…[Additionally,] the “stimulus” already included about $100 billion for education, most of which was intended solely to keep educators employed.
So there is indeed a looming education catastrophe — but it’s not funding or job cuts. It is the bailout now moving through Congress that ignores the reality of inefficient public schooling, and adds to the already crushing burden of our federal debt.
In order to push financial reform through the finish line, the president wants you to give him $5+ to counter special interest money that he pocketed to pass health care reform. Luckily for him, there’s one born every minute.
[B]laming investors sounds lame and uninteresting. So the word “speculators” is trotted out in an effort to fool voters into thinking that a special species of financial ghouls suddenly materialized to wreak unjustified financial havoc.
Such accusations, though, are always and everywhere excuses for politicians’ harmful intrusions into the economy.
In sum, a powerful state agency secretly colluded with a powerful private university in order to trample constitutional rights, violate the letter and spirit of the law, and force law-abiding tenants out of their homes and businesses in order to manufacture self-serving blight conditions that disfigured an otherwise livable and commercially viable neighborhood. If there was ever a case where New York’s highest court should intervene against eminent domain abuse, this is it
If you were a convention delegate in 1778, would you have voted to ratify the Constitution of the United States?
If the answer is yes—and you don’t hate America, do you?!—it’s only fair we conclude that you support restricting voting rights to male landowners exclusively. Surely, from your position, we can also deduce that you support slavery.
Now, if the answer is nay on ratification, we will take this to mean that you oppose a document that provided the infrastructure for more long-term liberty and prosperity—for all races—than any other in history.
If we own ourselves, it follows that no one else can own us—the most obvious way in which slavery violates human rights. It also follows that we own our labor, which means we decide who benefits from it and under what terms, and the fruits of our labor, which means we control access to our property. All these rights were flagrantly violated not only by slavery but by the racist Jim Crow regime that succeeded it, which forced businesses to discriminate against blacks as customers and employees. The Civil Rights Act of 1964 aimed to eliminate state-imposed segregation and all other forms of official discrimination against blacks. While wholeheartedly supporting that goal, which belatedly implemented the 14th Amendment’s guarantee of equal treatment under the law, Paul expressed qualms about the provisions banning private discrimination, which impinged on the same liberties—freedom of contract, freedom of association, and property rights—that were routinely disregarded under Jim Crow.

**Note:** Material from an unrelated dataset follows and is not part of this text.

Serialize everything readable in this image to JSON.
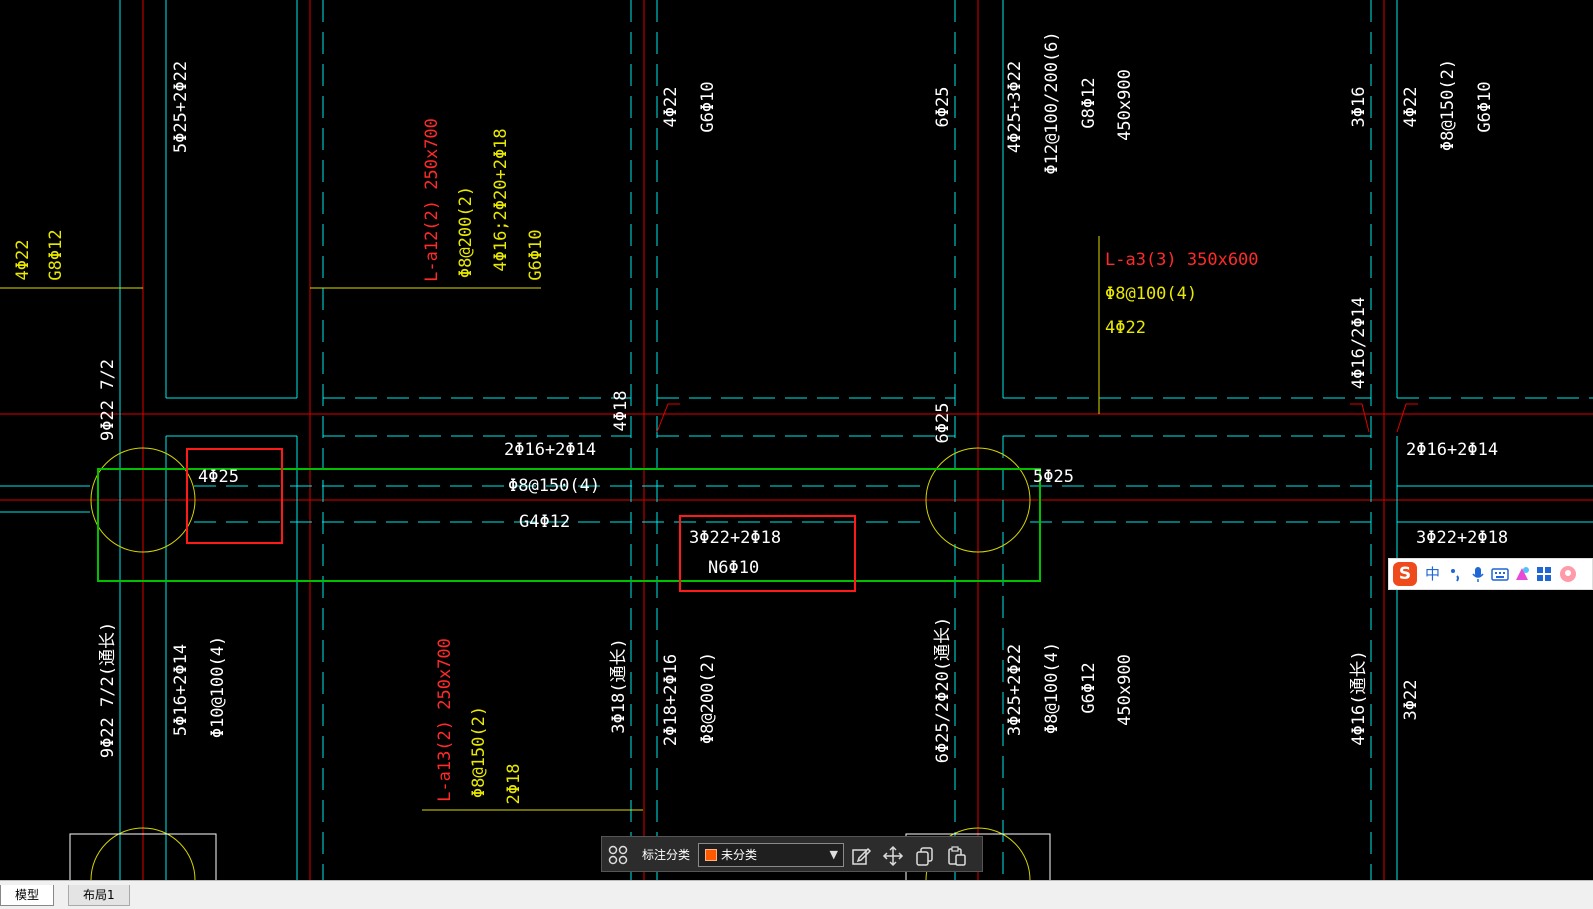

Can I suggest this sort of dumb statement - Marxism has “moral” ethics yet drives down everyone’s standard of living; capitalism has no ethics, yet makes everyone life better? - is yet one more sign that the Dalai Lama is not a serious thinker or observer of life?

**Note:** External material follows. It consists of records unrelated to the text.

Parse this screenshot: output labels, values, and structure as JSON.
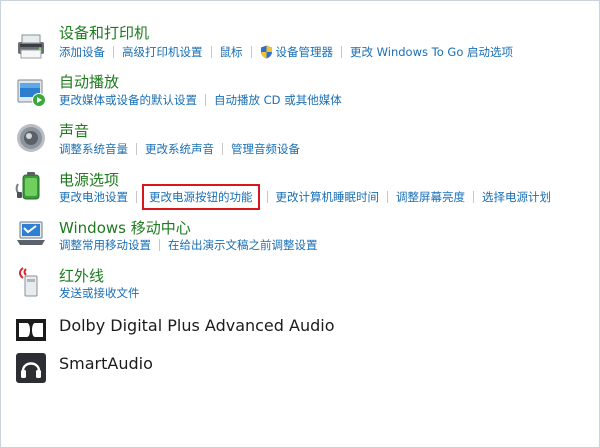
{
  "items": [
    {
      "title": "设备和打印机",
      "icon": "printer-icon",
      "links": [
        "添加设备",
        "高级打印机设置",
        "鼠标",
        "设备管理器",
        "更改 Windows To Go 启动选项"
      ]
    },
    {
      "title": "自动播放",
      "icon": "autoplay-icon",
      "links": [
        "更改媒体或设备的默认设置",
        "自动播放 CD 或其他媒体"
      ]
    },
    {
      "title": "声音",
      "icon": "speaker-icon",
      "links": [
        "调整系统音量",
        "更改系统声音",
        "管理音频设备"
      ]
    },
    {
      "title": "电源选项",
      "icon": "battery-icon",
      "links": [
        "更改电池设置",
        "更改电源按钮的功能",
        "更改计算机睡眠时间",
        "调整屏幕亮度",
        "选择电源计划"
      ]
    },
    {
      "title": "Windows 移动中心",
      "icon": "mobility-center-icon",
      "links": [
        "调整常用移动设置",
        "在给出演示文稿之前调整设置"
      ]
    },
    {
      "title": "红外线",
      "icon": "infrared-icon",
      "links": [
        "发送或接收文件"
      ]
    },
    {
      "title": "Dolby Digital Plus Advanced Audio",
      "icon": "dolby-icon",
      "links": []
    },
    {
      "title": "SmartAudio",
      "icon": "smartaudio-icon",
      "links": []
    }
  ],
  "highlight_color": "#d9171b",
  "link_color": "#1a6fb4",
  "title_color": "#1e7b1e"
}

The federal aid system is crazy. Even if federal aid is a good idea in theory–and it isn’t–the central planners haven’t been able to make it work as they envisioned in more than four decades. The federal aid system has simply been a giant make-work project for the millions of well-paid federal/state/local administrators who handle all the paperwork and regulations.

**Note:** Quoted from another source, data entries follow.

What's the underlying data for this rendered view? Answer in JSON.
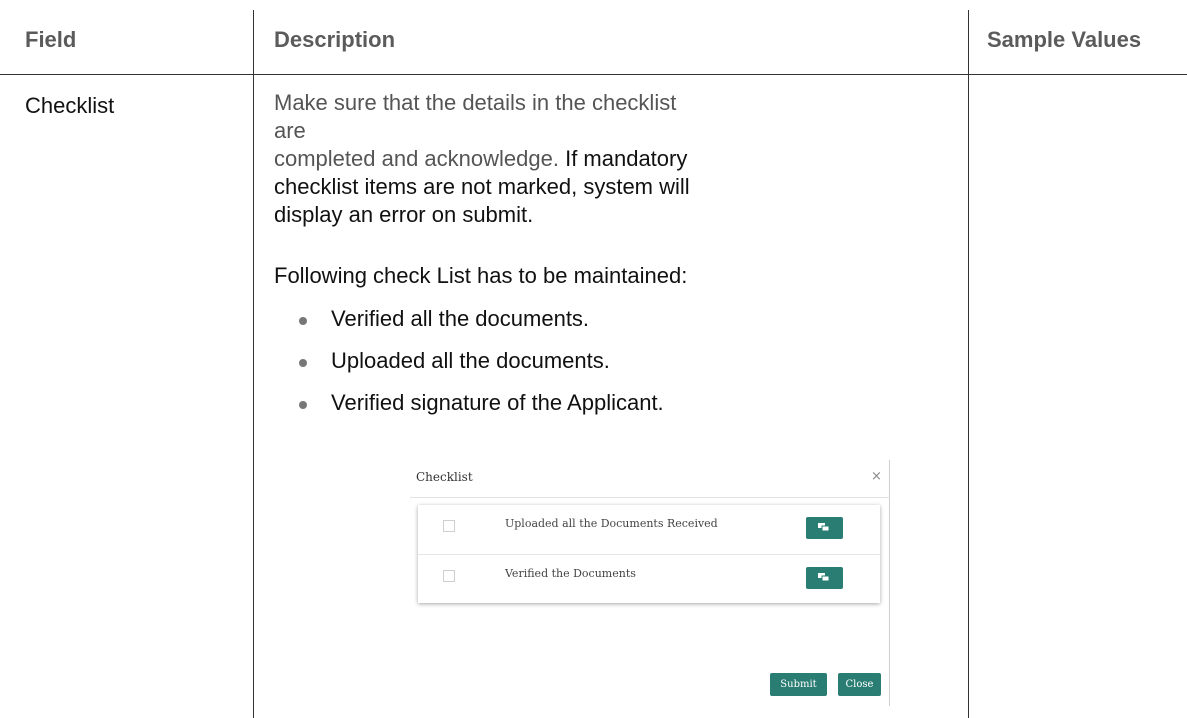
{
  "table": {
    "headers": [
      "Field",
      "Description",
      "Sample Values"
    ],
    "row": {
      "field": "Checklist",
      "description_part1": "Make sure that the details in the checklist are completed and acknowledge.",
      "description_part2": "If mandatory checklist items are not marked, system will display an error on submit.",
      "description_line1": "Make sure that the details in the checklist are",
      "description_line2a": "completed and acknowledge.",
      "description_line2b": " If mandatory",
      "description_line3": "checklist items are not marked, system will",
      "description_line4": "display an error on submit.",
      "following": "Following check List has to be maintained:",
      "items": [
        "Verified all the documents.",
        "Uploaded all the documents.",
        "Verified signature of the Applicant."
      ],
      "sample_values": ""
    }
  },
  "dialog": {
    "title": "Checklist",
    "close_glyph": "×",
    "items": [
      {
        "label": "Uploaded all the Documents Received",
        "checked": false
      },
      {
        "label": "Verified the Documents",
        "checked": false
      }
    ],
    "submit_label": "Submit",
    "close_label": "Close",
    "accent_color": "#2a7d73"
  }
}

Even if federal aid was constitutional or it made any economic sense, it will never work efficiently. Aid will always be a more wasteful way of funding local activities than if local governments funded activities by themselves. Aid will always be politically misallocated by Congress. Aid will always involve top-down regulations from Washington that reduce local flexibility and innnovation. And aid will always undermine federalism and the American system of limited government.